Recent work has studied the plasticizing effect of various molecules on lignin2- unfortunately the effect of glycerine was not studied. Furthermore, the structure of the lignin can also alter the molecular transitions of the lignin Ralph30 mentioned that kenaf has an unusual type of lignin, with extensive side chains that are acetylated, and this will change the transition of lignin compared to wood lignins.

The transition of hemicelluloses are also affected by the type and amount of the plasticizer. Olsson and Salmen31 have studied the transition behavior with respect to the amount of moisture. An interesting point to note is that the glycerine plasticizes the amorphous components lignin and hemicellulose of the kenaf fibers by breaking some of the H-bonds present.

A highly filled kenaf-PP board can thus have a significant amount of amorphous polymers in the composite. Since the boiling point of glycerine is very high, the plasticization can occur well above the boiling point of water, and during the compounding of the kenaf boards.

The presence of glycerine may permit the kenaf fibers to deform without extensive breaking during the high intensity of mixing also during the hot press cycle.The process of claim 5 wherein p is 1 and R is selected from C alkyl, chlorine, bromine, thioether and a 4 membered alkyl group forming a carbocyclic ring with adjacent carbon atoms of the unsaturated parent ring.
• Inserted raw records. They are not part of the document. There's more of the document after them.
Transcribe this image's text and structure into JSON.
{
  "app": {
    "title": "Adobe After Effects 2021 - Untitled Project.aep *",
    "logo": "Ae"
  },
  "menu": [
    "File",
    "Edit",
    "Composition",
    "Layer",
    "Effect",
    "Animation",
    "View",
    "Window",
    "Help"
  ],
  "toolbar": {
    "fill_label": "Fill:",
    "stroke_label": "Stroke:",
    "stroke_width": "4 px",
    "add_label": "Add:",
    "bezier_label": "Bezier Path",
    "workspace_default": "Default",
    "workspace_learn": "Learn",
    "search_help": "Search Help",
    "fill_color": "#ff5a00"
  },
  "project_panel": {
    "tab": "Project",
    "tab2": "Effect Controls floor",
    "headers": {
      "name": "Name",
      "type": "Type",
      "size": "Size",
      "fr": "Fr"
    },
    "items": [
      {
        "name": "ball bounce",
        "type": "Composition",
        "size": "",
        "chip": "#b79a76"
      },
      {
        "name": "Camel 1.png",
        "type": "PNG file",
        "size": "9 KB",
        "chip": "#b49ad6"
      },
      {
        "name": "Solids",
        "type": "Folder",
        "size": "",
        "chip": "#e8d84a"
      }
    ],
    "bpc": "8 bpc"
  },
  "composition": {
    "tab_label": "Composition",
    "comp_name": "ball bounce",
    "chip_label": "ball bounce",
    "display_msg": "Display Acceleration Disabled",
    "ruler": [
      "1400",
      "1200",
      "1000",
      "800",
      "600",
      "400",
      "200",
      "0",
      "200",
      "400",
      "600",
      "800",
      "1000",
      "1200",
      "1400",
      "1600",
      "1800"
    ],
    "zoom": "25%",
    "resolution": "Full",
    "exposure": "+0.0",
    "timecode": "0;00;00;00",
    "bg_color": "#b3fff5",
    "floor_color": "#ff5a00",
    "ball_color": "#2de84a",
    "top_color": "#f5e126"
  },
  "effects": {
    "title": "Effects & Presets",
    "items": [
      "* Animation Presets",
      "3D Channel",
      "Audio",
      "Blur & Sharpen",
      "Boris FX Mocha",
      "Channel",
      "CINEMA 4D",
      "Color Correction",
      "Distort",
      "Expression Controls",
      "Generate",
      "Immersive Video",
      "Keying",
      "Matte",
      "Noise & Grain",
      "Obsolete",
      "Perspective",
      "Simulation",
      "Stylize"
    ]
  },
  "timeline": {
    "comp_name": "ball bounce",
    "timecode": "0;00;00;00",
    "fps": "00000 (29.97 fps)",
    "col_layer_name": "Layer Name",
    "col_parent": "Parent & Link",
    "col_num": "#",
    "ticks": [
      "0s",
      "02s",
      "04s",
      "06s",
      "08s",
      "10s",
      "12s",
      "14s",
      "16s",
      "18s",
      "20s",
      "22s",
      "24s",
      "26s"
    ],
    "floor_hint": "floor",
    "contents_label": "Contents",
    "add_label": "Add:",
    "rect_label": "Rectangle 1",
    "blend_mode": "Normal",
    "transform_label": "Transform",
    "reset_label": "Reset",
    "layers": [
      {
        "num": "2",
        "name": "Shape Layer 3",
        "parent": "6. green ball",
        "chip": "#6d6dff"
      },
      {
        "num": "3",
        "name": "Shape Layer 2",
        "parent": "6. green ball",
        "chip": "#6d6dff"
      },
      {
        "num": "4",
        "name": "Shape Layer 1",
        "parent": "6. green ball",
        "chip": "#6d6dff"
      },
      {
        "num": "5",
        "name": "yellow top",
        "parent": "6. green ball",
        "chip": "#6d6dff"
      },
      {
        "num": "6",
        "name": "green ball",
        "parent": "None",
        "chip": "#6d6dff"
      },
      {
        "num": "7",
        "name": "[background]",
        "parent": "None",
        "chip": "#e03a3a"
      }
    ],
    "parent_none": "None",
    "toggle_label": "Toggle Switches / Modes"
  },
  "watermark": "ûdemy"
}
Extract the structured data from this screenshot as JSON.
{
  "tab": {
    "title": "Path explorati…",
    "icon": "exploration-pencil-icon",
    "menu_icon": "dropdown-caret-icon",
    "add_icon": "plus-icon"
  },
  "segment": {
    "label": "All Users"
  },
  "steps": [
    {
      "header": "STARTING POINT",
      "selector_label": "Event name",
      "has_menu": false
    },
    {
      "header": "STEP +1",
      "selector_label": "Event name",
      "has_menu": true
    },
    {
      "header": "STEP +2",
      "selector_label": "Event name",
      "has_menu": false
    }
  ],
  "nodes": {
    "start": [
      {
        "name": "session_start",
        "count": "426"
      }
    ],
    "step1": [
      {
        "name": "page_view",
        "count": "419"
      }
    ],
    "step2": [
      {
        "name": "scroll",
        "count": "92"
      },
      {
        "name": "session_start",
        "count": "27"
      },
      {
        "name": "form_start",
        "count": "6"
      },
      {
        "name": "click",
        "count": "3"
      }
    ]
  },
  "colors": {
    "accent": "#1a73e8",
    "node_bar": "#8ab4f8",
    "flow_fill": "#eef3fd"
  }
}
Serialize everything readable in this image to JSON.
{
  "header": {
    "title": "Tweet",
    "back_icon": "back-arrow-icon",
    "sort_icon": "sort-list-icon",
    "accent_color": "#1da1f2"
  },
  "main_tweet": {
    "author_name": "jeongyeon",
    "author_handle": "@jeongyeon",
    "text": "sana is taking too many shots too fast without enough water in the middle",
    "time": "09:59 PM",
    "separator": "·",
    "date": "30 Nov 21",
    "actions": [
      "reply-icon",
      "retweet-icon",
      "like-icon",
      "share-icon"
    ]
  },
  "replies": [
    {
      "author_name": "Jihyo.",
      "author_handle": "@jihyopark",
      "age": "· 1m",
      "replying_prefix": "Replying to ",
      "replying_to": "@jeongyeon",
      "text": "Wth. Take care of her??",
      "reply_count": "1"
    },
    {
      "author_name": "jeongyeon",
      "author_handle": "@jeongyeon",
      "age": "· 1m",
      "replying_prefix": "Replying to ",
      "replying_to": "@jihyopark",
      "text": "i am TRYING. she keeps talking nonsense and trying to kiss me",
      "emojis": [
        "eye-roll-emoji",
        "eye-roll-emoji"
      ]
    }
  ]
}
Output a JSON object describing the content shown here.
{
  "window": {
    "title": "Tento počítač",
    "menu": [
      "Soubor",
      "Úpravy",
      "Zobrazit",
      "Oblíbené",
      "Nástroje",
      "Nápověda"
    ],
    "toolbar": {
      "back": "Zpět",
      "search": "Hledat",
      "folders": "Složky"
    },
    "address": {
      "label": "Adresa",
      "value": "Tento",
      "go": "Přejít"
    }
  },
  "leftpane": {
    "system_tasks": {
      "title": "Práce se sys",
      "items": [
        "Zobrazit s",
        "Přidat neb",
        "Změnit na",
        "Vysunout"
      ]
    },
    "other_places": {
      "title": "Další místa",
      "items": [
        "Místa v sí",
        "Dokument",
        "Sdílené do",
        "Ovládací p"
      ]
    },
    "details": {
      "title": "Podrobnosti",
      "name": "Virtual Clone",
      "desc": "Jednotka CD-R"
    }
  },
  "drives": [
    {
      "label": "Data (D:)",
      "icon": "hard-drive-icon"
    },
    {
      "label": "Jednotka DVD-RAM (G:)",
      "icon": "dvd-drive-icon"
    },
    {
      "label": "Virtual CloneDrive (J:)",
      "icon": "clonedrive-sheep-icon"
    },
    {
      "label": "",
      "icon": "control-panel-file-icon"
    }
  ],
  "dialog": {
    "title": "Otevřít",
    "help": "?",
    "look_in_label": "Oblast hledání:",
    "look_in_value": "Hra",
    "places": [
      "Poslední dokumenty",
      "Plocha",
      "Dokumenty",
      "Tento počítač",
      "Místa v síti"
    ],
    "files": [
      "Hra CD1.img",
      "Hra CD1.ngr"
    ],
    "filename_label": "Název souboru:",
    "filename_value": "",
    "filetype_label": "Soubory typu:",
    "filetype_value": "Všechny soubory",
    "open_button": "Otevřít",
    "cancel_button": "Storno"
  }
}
Melting will destroy the original crystal structure and any orientation in the film, so the mechanical properties will be changed.

Mathot, Carl Hanser, Munich, Germany, , Some estimates of extruder size and die sizes based on throughput and cooling capacity are shown in Table 2. Three boards were made for each set of experiments. The particles must be small enough not to introduce haze when in the interior or decrease gloss when at the surface.